* **To do**
The entries are to be duplicated exactly, with nothing left out.

■ ■ ■ ■ ■ ■ ■

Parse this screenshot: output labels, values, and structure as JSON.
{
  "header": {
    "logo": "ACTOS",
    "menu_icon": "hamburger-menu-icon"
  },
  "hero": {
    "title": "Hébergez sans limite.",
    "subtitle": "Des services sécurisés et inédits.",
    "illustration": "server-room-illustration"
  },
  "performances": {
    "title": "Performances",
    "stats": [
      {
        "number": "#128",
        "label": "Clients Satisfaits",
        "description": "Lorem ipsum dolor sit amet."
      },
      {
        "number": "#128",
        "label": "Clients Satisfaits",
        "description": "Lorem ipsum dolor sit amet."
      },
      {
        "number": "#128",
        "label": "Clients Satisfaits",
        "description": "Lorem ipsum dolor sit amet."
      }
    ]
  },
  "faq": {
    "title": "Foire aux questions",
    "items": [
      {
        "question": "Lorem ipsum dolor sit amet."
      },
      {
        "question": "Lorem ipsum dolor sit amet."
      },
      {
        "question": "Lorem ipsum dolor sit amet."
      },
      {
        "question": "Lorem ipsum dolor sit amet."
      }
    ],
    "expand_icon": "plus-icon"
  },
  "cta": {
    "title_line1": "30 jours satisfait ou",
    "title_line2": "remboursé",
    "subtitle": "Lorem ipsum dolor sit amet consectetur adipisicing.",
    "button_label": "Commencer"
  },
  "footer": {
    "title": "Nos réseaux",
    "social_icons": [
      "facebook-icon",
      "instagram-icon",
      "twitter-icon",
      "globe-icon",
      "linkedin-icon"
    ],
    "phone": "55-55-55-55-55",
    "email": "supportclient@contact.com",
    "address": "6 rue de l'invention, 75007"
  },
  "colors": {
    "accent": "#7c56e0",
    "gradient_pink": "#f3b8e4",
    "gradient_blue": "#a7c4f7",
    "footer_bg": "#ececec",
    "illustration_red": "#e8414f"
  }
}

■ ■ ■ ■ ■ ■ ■

* **Result**
Parse this screenshot: output labels, values, and structure as JSON.
{
  "header": {
    "logo": "ACTOS",
    "menu_icon": "hamburger-menu-icon"
  },
  "hero": {
    "title": "Hébergez sans limite.",
    "subtitle": "Des services sécurisés et inédits.",
    "illustration": "server-room-illustration"
  },
  "performances": {
    "title": "Performances",
    "stats": [
      {
        "number": "#128",
        "label": "Clients Satisfaits",
        "description": "Lorem ipsum dolor sit amet."
      },
      {
        "number": "#128",
        "label": "Clients Satisfaits",
        "description": "Lorem ipsum dolor sit amet."
      },
      {
        "number": "#128",
        "label": "Clients Satisfaits",
        "description": "Lorem ipsum dolor sit amet."
      }
    ]
  },
  "faq": {
    "title": "Foire aux questions",
    "items": [
      {
        "question": "Lorem ipsum dolor sit amet."
      },
      {
        "question": "Lorem ipsum dolor sit amet."
      },
      {
        "question": "Lorem ipsum dolor sit amet."
      },
      {
        "question": "Lorem ipsum dolor sit amet."
      }
    ],
    "expand_icon": "plus-icon"
  },
  "cta": {
    "title_line1": "30 jours satisfait ou",
    "title_line2": "remboursé",
    "subtitle": "Lorem ipsum dolor sit amet consectetur adipisicing.",
    "button_label": "Commencer"
  },
  "footer": {
    "title": "Nos réseaux",
    "social_icons": [
      "facebook-icon",
      "instagram-icon",
      "twitter-icon",
      "globe-icon",
      "linkedin-icon"
    ],
    "phone": "55-55-55-55-55",
    "email": "supportclient@contact.com",
    "address": "6 rue de l'invention, 75007"
  },
  "colors": {
    "accent": "#7c56e0",
    "gradient_pink": "#f3b8e4",
    "gradient_blue": "#a7c4f7",
    "footer_bg": "#ececec",
    "illustration_red": "#e8414f"
  }
}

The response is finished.